Also, encourage your staff to have open and honest conversations with your families. A rate increase isn’t something that you’re trying to hide, obviously. And there’s no need to feel ashamed or defensive about the rate increase. You and your staff’s attitude about the tuition increase are contagious so make sure that it’s a positive one.

Justify Your Tuition Rates

Before introducing the rate increase to your families, make a list of what you plan to accomplish with the added revenue.

Would you like to hire more teachers? Give your current staff a raise? Buy new equipment? Make improvements to your campus?

Have concrete goals that are specific, realistic, and can be completed within the next year. The idea is to show your parents exactly how the money is used so that they’ll trust you when the next increase comes around.

Introduce New Programs

Piggybacking off of the last point, you can easily justify a tuition increase by developing and introducing a new program.

Perhaps you’d like to introduce a French, Chinese, or Spanish immersion program.

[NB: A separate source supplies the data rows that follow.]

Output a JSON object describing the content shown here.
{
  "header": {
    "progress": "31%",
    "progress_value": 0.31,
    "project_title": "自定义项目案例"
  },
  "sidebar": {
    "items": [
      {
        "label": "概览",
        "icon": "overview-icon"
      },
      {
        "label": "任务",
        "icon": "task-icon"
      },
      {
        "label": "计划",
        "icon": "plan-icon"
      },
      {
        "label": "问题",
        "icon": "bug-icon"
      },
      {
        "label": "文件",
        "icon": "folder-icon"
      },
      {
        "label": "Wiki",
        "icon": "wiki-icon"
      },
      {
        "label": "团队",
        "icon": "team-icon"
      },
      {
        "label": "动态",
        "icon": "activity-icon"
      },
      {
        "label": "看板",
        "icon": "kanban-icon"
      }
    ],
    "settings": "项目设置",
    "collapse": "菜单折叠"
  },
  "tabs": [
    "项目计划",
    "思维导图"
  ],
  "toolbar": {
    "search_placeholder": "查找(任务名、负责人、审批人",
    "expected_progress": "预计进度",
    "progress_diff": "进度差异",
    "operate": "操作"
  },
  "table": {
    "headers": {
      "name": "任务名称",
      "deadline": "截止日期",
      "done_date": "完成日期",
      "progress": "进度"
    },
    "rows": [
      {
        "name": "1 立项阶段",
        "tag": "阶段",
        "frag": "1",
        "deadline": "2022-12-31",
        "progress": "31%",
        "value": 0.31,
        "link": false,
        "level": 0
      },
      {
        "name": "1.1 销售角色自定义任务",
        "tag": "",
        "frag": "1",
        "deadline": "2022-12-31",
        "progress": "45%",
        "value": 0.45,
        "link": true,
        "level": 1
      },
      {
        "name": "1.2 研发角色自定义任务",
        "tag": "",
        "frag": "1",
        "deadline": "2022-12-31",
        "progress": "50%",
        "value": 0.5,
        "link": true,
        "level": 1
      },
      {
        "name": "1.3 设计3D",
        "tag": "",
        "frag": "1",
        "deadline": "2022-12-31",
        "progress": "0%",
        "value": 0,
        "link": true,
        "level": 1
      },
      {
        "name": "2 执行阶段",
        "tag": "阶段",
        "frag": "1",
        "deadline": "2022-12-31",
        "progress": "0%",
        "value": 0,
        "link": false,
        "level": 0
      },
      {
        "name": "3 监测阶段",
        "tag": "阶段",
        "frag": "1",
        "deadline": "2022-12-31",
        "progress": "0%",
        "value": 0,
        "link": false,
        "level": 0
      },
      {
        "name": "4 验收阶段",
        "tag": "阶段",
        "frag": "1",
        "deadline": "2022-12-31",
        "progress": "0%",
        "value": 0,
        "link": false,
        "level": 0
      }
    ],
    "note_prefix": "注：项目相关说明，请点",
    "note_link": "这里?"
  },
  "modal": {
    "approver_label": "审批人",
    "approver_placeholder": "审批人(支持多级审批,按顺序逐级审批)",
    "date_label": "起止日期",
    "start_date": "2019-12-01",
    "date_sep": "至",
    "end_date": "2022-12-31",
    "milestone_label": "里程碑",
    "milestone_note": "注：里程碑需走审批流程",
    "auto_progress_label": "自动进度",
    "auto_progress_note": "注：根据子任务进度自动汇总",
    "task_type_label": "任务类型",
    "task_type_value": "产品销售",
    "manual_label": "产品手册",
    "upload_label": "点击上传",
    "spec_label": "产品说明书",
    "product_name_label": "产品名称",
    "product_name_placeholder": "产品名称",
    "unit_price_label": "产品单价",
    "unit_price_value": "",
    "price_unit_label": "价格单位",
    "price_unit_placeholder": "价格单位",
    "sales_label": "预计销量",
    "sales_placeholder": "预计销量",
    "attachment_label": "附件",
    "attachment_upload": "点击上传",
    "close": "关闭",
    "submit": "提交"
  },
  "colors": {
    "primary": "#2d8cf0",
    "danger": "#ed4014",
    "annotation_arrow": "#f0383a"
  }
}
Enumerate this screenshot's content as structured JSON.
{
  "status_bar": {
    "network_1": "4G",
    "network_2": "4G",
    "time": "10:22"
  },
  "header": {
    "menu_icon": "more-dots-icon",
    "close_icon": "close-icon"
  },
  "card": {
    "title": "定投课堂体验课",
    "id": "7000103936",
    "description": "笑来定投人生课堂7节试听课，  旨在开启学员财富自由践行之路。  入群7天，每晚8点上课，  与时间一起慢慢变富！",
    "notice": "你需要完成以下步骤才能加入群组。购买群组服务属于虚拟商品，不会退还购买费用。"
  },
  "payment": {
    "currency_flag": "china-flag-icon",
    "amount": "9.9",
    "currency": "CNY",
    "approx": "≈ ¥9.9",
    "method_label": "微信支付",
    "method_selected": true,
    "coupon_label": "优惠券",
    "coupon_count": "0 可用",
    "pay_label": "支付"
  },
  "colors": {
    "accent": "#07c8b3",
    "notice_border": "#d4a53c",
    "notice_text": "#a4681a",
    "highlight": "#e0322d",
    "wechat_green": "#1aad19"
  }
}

Your families may be excited about the new offering and motivated to pay extra. You could also offer after school enrichment programs such as yoga, art, sports, and more. Instead of participating in a separate activity, your enrolled families may be happier to choose your all-in-one offering.

Align your offer with the needs and desires of your area.

It’s also a good idea to get rid of programs that no longer serve your school. Perhaps they are too costly to run or they’re simply not popular with your student body. Whenever the case, if the program has gone stale, don’t be afraid to remove it. As an added bonus, doing so will free up your budget. This may mean that you won’t need to increase tuition as much as you initially planned.

At the end of every year, evaluate each program that you offer to figure out if you should keep it, toss it, or retool it.

Educate Parents

Don’t just assume that your enrolled families know and understand all of the benefits and services that you provide. Help your parents learn about the strengths and unique offerings of your school.

The best way to do this is through an on-going email campaign. Every month, send out an email newsletter to your families that champion your school and the accomplishments you’ve made throughout the month and year. It’s important to share your news while it’s still fresh and exciting.

Also, don’t hog the mic. Encourage families to leave testimonials about your different programs and initiatives. This gives your newsletter the added element of social proof which will motivate your parents to trust you.

Resist the Urge to Compete on Price

Increasing Tuition

I know it’s tempting but resist the urge to compete on price.

While you need to know what your competitors do and offer, don’t pattern your tuition rate or increase after their model. Instead, take an inventory of what you offer (compared to other schools in your area) and see what makes you different. Take that difference and use it to champion your rate increase.

Shift the emphasis from cost to value. You can never really compete on price. There’s always going to be a cheaper alternative out there. And besides, cheap often equates to low value and/or quality. That’s not your goal. Your goal is to prove that your school is the superlative option, and you’ll do that by highlighting your value-adds, not your cost.

Be Grateful

Last, but certainly not least, let your gratitude show. While schooling may be compulsory, attendance in your private school is not. Take the time to appreciate every enrolled family by thanking them sincerely in your tuition increase letter and in person when they re-enroll.

Final Thoughts

Remember: When it comes to increasing your school’s tuition, don’t be scared, don’t apologize, and don’t blame inflation. To grow your school, you’ll need to increase tuition fees accordingly. But the process doesn’t need to be painful or even unpleasant. Use the above tips to effectively raise rates without losing your current students.

Don’t forget to download this list of 8 tips for writing an effective tuition increase letter.